INPUT:
-.-.-

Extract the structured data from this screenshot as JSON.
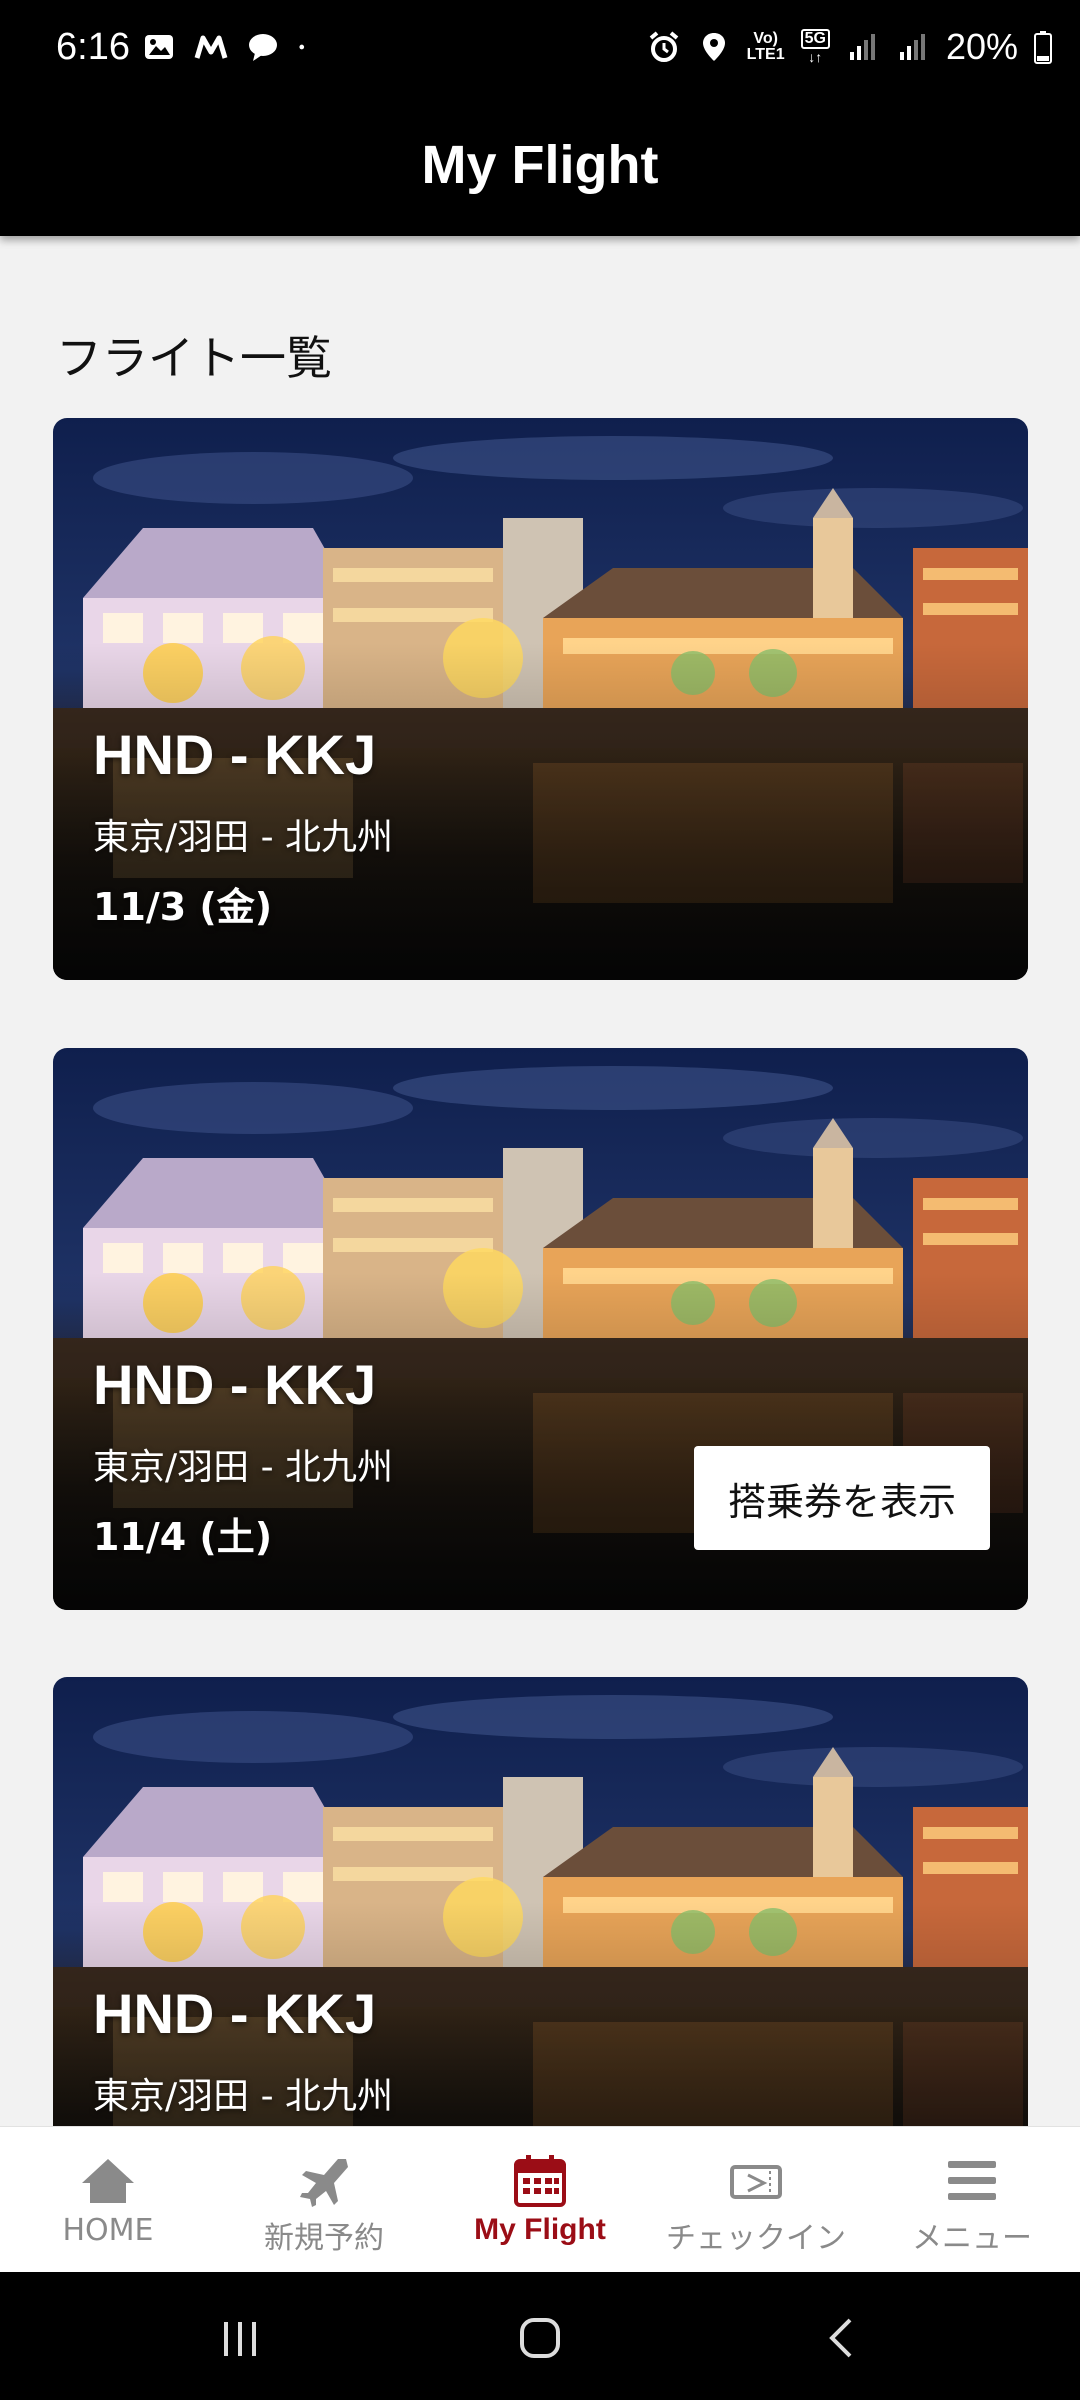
{
  "status_bar": {
    "time": "6:16",
    "battery": "20%",
    "net_tag_top": "Vo)",
    "net_tag_bottom": "LTE1",
    "fiveg_tag": "5G"
  },
  "app_bar": {
    "title": "My Flight"
  },
  "section": {
    "heading": "フライト一覧"
  },
  "flights": [
    {
      "code": "HND - KKJ",
      "route": "東京/羽田 - 北九州",
      "date": "11/3 (金)"
    },
    {
      "code": "HND - KKJ",
      "route": "東京/羽田 - 北九州",
      "date": "11/4 (土)",
      "action": "搭乗券を表示"
    },
    {
      "code": "HND - KKJ",
      "route": "東京/羽田 - 北九州",
      "date": ""
    }
  ],
  "bottom_nav": [
    {
      "label": "HOME",
      "icon": "home-icon"
    },
    {
      "label": "新規予約",
      "icon": "airplane-icon"
    },
    {
      "label": "My Flight",
      "icon": "calendar-icon",
      "active": true
    },
    {
      "label": "チェックイン",
      "icon": "ticket-icon"
    },
    {
      "label": "メニュー",
      "icon": "menu-icon"
    }
  ],
  "colors": {
    "accent": "#9b0d16",
    "app_bar": "#000000",
    "inactive": "#8a8a8a"
  }
}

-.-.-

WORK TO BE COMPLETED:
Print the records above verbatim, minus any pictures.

REPLY:
Extract the structured data from this screenshot as JSON.
{
  "status_bar": {
    "time": "6:16",
    "battery": "20%",
    "net_tag_top": "Vo)",
    "net_tag_bottom": "LTE1",
    "fiveg_tag": "5G"
  },
  "app_bar": {
    "title": "My Flight"
  },
  "section": {
    "heading": "フライト一覧"
  },
  "flights": [
    {
      "code": "HND - KKJ",
      "route": "東京/羽田 - 北九州",
      "date": "11/3 (金)"
    },
    {
      "code": "HND - KKJ",
      "route": "東京/羽田 - 北九州",
      "date": "11/4 (土)",
      "action": "搭乗券を表示"
    },
    {
      "code": "HND - KKJ",
      "route": "東京/羽田 - 北九州",
      "date": ""
    }
  ],
  "bottom_nav": [
    {
      "label": "HOME",
      "icon": "home-icon"
    },
    {
      "label": "新規予約",
      "icon": "airplane-icon"
    },
    {
      "label": "My Flight",
      "icon": "calendar-icon",
      "active": true
    },
    {
      "label": "チェックイン",
      "icon": "ticket-icon"
    },
    {
      "label": "メニュー",
      "icon": "menu-icon"
    }
  ],
  "colors": {
    "accent": "#9b0d16",
    "app_bar": "#000000",
    "inactive": "#8a8a8a"
  }
}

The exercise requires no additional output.